Approximately 60 dams were built in the Kauaeranga area, the remains of some of which can still be seen. The best preserved is the Tarawaere Stream. The Main Dam, in the Kauaeranga Gorge was the largest but only the dam floor remains and access today is difficult. Over 12,000,000 feet of logs passed through this dam. The gate of the dam was 38" wide and 15" high. At one time a stump stuck in the opening and 2 feet had to be chopped off the stump to free it. The remains of another dam is in the Tauharankau Stream [Tauranikau Stream ? – E]. Some logs were brought to the river via the "Billy Goat" Tramway, the remains of which can be seen. Access to the area above the Kauaeranga Gorge was difficult and at Webb Creek steps were cut out in rock to enable pack horses to climb up to the main camp. They were in use as early as 1894 and can easily be followed today.

With more settlement in the lower parts of the valley, the old style of timber drives were becoming unpopular with residents whose property was damaged, fences in particular which deteriorated after being hit by a few logs. Sometimes logs were left stranded so far from the river that bullock teams had to drag them back across the paddocks to the river. One resident had his washhouse filled with shingle and a court case followed. In 1915 the Kauri Timber Company built a tramway from the head of the valley, at first to the old booms but later (1921) extended to Kopu. The distance from the old Parawai booms to the Kauaeranga Gorge was 14 miles. Much of the formation of this tramway is visible today, e.g. the cuttings and also the raised approaches to the Whangaiterenga River crossing. As far as the Hotoritori Stream the tramway ran on the river's eastern bank before crossing to the western side which is the side the road follows today. As the dams continued to be the principal method of getting timber out of the bush to the main river, a new set of booms was built to halt the logs just above the Whangaiterenga Stream.

In 1878, the year the building of the Thames Valley Railway commenced, there were 67 residents at the Kauaeranga Valley settlement. Around this time the valley was much used by gumdiggers. 200 tons at £60 - £120 per ton were being removed annually.

The year 1887 was a bad year, great fires destroyed many kauri trees around the Table Mountain. At another nearby sawmill on the Waihou River the booms broke and 500 logs swept out to sea, most of which were recovered. In the same year the price of kauri gum fell.

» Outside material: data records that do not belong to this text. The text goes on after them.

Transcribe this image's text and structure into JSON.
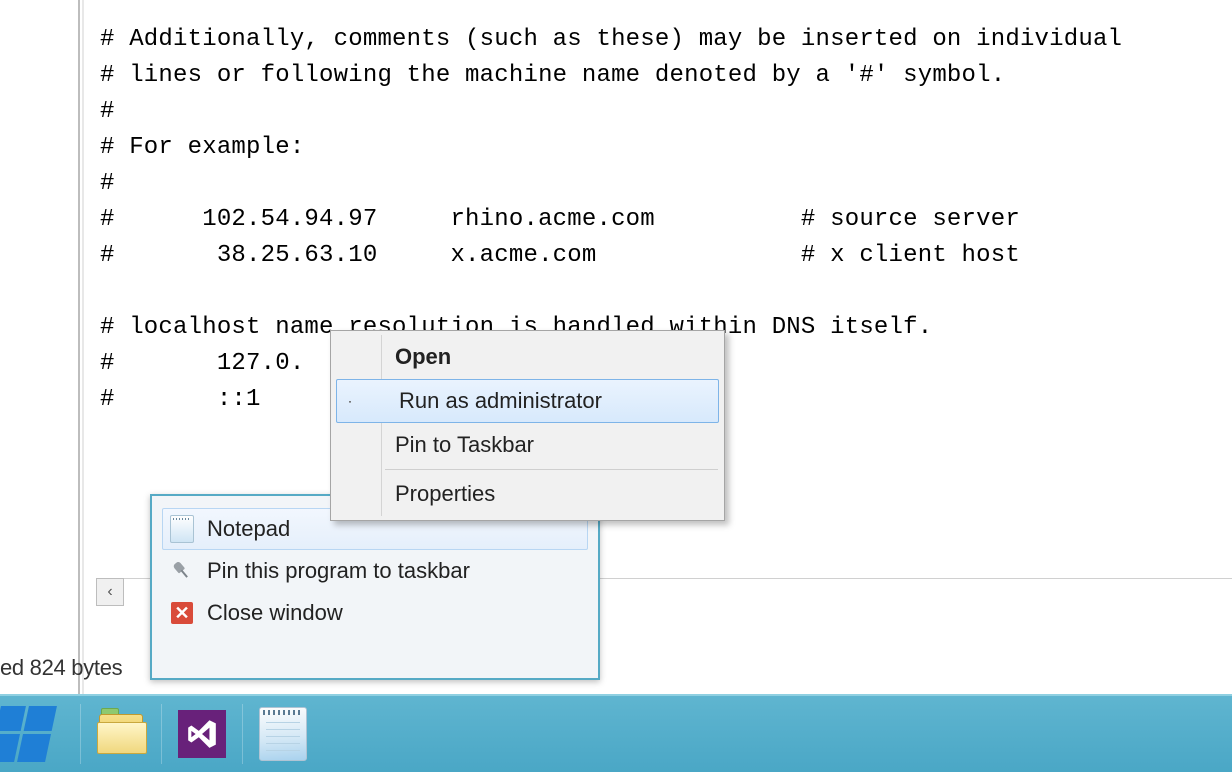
{
  "editor": {
    "content": "# Additionally, comments (such as these) may be inserted on individual\n# lines or following the machine name denoted by a '#' symbol.\n#\n# For example:\n#\n#      102.54.94.97     rhino.acme.com          # source server\n#       38.25.63.10     x.acme.com              # x client host\n\n# localhost name resolution is handled within DNS itself.\n#       127.0.\n#       ::1"
  },
  "status": {
    "text": "ed  824 bytes"
  },
  "jumplist": {
    "app_label": "Notepad",
    "pin_label": "Pin this program to taskbar",
    "close_label": "Close window"
  },
  "context_menu": {
    "open_label": "Open",
    "run_admin_label": "Run as administrator",
    "pin_taskbar_label": "Pin to Taskbar",
    "properties_label": "Properties"
  },
  "icons": {
    "shield": "shield-icon",
    "pin": "pin-icon",
    "close": "close-icon",
    "notepad": "notepad-icon"
  }
}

Regardless of precautions taken, timber falling and milling was a risky occupation and there were many accidents in the bush. Twenty or more bushmen are said to have drowned in the Kauaeranga River whilst trying to cross it when it was in flood. The driving creeks and dams were a source of many accidents. A number of men have been drawn through the dam gates together with the logs and the survival rate was low. Men could also be caught by the avalanche of logs and water if crossing or working in the creek below. It was not unknown for dams to "trip" themselves, sending the logs thundering down stream at the most unexpected moment.

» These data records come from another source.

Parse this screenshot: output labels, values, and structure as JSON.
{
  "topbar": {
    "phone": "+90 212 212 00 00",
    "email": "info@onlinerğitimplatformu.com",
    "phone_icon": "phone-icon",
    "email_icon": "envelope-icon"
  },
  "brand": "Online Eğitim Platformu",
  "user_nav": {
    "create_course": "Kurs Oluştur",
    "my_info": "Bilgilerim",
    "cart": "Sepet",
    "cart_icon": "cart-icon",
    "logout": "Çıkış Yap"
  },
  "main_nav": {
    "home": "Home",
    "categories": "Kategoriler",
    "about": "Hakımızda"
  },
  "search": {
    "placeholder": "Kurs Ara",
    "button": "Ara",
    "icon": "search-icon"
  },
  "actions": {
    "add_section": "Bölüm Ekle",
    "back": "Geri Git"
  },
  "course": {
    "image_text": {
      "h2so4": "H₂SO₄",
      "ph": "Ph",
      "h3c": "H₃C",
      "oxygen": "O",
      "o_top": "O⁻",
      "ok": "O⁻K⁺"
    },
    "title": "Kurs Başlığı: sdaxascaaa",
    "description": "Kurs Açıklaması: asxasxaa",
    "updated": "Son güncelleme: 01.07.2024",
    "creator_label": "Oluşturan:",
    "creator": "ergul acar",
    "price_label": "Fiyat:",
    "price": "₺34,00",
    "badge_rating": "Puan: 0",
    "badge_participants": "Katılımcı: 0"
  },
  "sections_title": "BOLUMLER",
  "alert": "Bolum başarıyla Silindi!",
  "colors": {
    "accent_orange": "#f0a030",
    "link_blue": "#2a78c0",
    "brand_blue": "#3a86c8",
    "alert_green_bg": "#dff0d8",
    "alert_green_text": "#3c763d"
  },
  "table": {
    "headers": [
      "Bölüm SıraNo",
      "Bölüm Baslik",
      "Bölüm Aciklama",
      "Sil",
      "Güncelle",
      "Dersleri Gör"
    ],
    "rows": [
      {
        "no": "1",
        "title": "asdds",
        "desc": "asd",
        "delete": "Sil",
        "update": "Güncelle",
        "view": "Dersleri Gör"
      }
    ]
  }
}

With the depletion of kauri, attention was turned to rimu, totara, tawa and other native timbers. The coming of the bulldozer meant that expensive tramways were no longer required and during the 1940's and '50s considerable milling was done in more remote areas. In recent times pines have been planted in some areas in the upper valley. Planting of pinus radiata was commenced in 1940 by the New Zealand Forest Service and although no clear felling has yet been done some thinning for production was done in 1964, 1965 and 1968. It is intended to replant the forest when it is felled and the present area of pines, 1,122 acres may be enlarged. This planting, together with the regeneration of kauri will mean a continuation of milling in the future.


I wish to thank the N.Z. Forest Service, Thames for information supplied and Miss Jenny Martin, Te Aroha for assistance in preparing the manuscript.


A.H. Reed

The Story of the Kauri.

W.M. Kelly

Thames, the first 100 years.

N.Z. Forest Service

Coromandel Forest Park.

A.M. Isdale

History of "The River Thames"